Depending on the nature of a given design style, rules may be added to further enhance yield and performance. Creating and maintaining these rule files can be difficult and time consuming. In a dual flow environment, CAD engineers must duplicate their efforts to support two different rule files, making sure they are both written and synchronized to meet the rule specification.
Supporting a dual verification flow requires dedicated resources. These CAD teams are responsible for flow creation, qualification, implementation and day-to-day support. A two-tool verification flow can take many man-months to create and implement; much longer than a single tool flow. And, upon completion, additional CAD resources will be needed to respond to flow discrepancy issues.
The power of one
Using a single and powerful physical verification tool for both inter active and batch verification benefits both usage models. Designers performing interactive verification may easily invoke DRC and LVS, select specific checks, verify portions of a design, and graphically debug results without leaving the layout environment.
By providing a simple graphic user interface to the layout tool, interactive designers can quickly perform iterative verification tasks while maintaining their unique and productive usage model. Extending full-chip verification performance and capability to the cell/block phase gives the interactive user the confidence that cells and blocks are properly designed and not cause errors or delays during full chip assembly.
Engineers performing batch verification retain the speed, capacity and scalability they need to verify large blocks and full chips with the batch/sign-off tool, while they gaining flexibility and insight on large SoCs that contain a wide variety of analog/mixed signal components.
A faster design cycle that helps meet or beat t oday's aggressive time-to-market goals is also a major benefit. This enhanced design cycle arises from three sources:

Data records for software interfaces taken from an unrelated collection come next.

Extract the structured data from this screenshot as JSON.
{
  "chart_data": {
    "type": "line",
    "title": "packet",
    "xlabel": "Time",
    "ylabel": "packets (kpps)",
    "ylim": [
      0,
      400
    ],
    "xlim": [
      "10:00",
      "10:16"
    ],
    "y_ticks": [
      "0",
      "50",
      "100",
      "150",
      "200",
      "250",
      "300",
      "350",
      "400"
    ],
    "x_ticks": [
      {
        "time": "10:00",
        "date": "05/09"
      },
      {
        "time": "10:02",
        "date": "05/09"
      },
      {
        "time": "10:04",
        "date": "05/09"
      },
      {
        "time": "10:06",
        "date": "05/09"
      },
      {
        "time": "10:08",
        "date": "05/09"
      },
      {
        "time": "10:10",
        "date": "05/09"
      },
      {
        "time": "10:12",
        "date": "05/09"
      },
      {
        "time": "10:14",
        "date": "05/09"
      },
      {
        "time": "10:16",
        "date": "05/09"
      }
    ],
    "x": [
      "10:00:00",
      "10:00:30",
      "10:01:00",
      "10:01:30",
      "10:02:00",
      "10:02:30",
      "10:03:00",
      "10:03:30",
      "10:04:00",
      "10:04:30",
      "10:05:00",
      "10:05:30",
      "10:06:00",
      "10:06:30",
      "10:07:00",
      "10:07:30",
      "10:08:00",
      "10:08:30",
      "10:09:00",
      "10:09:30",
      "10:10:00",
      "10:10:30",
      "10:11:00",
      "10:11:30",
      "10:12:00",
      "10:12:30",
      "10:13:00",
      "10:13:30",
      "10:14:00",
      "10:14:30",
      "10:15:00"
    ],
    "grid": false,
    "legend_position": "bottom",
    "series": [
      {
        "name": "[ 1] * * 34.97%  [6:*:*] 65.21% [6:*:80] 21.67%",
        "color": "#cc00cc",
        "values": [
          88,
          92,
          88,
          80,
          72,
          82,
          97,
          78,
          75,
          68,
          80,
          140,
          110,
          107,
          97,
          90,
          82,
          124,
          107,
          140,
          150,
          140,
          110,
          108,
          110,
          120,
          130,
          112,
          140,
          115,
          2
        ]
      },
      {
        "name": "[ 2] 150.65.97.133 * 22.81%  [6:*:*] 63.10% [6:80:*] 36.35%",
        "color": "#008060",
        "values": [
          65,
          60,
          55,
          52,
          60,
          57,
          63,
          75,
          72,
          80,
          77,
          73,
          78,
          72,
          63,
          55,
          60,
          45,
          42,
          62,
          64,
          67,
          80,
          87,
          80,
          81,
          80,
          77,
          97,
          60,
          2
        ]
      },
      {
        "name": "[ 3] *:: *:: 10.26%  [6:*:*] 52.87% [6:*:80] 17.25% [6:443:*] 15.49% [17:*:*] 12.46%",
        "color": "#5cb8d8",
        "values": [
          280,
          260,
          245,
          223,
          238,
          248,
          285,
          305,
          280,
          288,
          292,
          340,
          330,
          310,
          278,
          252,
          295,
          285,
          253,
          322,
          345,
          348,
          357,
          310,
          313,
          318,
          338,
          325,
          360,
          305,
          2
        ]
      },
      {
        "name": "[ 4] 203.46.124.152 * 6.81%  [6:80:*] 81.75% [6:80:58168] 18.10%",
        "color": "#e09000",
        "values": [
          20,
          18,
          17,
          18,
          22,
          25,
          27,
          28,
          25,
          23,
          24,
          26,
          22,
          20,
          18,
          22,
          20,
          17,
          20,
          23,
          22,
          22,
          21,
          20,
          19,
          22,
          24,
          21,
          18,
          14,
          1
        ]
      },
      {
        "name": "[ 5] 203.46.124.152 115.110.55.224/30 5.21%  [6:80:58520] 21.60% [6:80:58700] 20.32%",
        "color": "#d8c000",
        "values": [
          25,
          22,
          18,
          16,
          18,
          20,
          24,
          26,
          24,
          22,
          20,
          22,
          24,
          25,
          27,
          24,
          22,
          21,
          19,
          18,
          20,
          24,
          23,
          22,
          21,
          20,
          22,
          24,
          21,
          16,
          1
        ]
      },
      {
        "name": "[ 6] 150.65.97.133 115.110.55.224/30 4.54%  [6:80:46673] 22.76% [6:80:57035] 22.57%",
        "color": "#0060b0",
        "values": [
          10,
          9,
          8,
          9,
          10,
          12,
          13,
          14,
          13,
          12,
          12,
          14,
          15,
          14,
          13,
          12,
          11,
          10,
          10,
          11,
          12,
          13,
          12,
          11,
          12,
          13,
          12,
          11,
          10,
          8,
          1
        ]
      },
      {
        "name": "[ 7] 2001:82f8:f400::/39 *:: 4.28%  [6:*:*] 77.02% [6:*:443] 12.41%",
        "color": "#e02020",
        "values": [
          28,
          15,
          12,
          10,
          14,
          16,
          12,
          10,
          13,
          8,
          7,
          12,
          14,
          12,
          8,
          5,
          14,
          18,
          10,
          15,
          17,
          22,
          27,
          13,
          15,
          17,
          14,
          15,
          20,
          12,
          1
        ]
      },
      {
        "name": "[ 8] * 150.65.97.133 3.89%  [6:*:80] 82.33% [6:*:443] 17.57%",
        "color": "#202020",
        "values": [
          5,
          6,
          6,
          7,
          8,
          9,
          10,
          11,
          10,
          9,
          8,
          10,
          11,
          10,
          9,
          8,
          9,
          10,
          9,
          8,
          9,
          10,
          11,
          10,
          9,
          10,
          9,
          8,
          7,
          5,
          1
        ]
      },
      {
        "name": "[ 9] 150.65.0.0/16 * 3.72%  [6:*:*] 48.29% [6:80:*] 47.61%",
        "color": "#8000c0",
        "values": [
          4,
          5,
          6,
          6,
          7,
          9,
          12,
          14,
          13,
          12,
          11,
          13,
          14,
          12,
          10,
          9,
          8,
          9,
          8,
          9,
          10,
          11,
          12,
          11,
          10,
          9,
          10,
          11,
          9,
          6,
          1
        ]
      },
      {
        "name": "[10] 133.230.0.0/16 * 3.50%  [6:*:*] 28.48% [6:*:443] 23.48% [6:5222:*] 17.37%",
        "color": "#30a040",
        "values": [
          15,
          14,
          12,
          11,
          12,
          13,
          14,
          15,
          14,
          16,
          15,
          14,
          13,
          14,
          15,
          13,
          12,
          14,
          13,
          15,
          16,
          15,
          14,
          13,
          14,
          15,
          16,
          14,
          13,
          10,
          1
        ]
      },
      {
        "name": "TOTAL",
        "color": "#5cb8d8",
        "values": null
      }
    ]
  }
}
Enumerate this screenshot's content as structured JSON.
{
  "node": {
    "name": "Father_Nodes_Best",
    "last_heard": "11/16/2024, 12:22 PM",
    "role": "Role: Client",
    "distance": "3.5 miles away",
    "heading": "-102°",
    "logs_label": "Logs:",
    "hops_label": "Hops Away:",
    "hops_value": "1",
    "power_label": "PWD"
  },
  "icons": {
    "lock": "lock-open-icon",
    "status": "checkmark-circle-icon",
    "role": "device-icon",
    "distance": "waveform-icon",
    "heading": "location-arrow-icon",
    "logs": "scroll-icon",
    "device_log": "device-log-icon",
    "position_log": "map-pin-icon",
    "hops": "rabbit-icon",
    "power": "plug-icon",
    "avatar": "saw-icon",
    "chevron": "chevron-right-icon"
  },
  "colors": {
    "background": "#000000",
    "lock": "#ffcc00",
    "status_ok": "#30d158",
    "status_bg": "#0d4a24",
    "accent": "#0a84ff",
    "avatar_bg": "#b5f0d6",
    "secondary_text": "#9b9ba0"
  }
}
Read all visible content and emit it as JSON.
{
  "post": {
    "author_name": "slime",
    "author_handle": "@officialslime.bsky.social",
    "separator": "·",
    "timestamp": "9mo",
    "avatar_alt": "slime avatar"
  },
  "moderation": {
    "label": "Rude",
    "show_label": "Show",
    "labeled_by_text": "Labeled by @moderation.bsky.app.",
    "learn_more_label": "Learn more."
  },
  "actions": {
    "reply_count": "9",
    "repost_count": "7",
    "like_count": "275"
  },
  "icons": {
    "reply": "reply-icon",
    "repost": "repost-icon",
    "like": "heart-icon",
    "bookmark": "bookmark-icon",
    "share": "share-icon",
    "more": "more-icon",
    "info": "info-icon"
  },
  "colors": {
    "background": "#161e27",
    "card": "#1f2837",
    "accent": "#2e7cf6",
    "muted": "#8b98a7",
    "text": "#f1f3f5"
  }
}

First, a single tool flow that is completely compatible and integrated allows designers to make use of their already extensive inventories of full-chip rule files for cell-block verification. In addition, interactive designers can employ the rule files provided by the world's leading foundries.
Second, because discrepancies between out-of-synch rule files and tool limitations are eliminated, designers save valuable time during chip assembly. This is important in meeting tape-out deadlines. Physical verification errors can be found and corrected early in the design process rather than later, when iteration bottlenecks can delay design schedules.
Third, a single tool model saves designers time by allowing them to gain familiarity and a deeper level of expertise and proficiency in one tool With these experts on hand, new team members can be easily trained, questions resolved more qui ckly, and design decisions made more swiftly. At the same time, a single tool model reduces the number of support issues that result from multiple verification tools.
Joseph Sawicki is the general manager of the Physical Verification and Analysis division of Copyright © 2003 CMP Media, LLC | Privacy Statement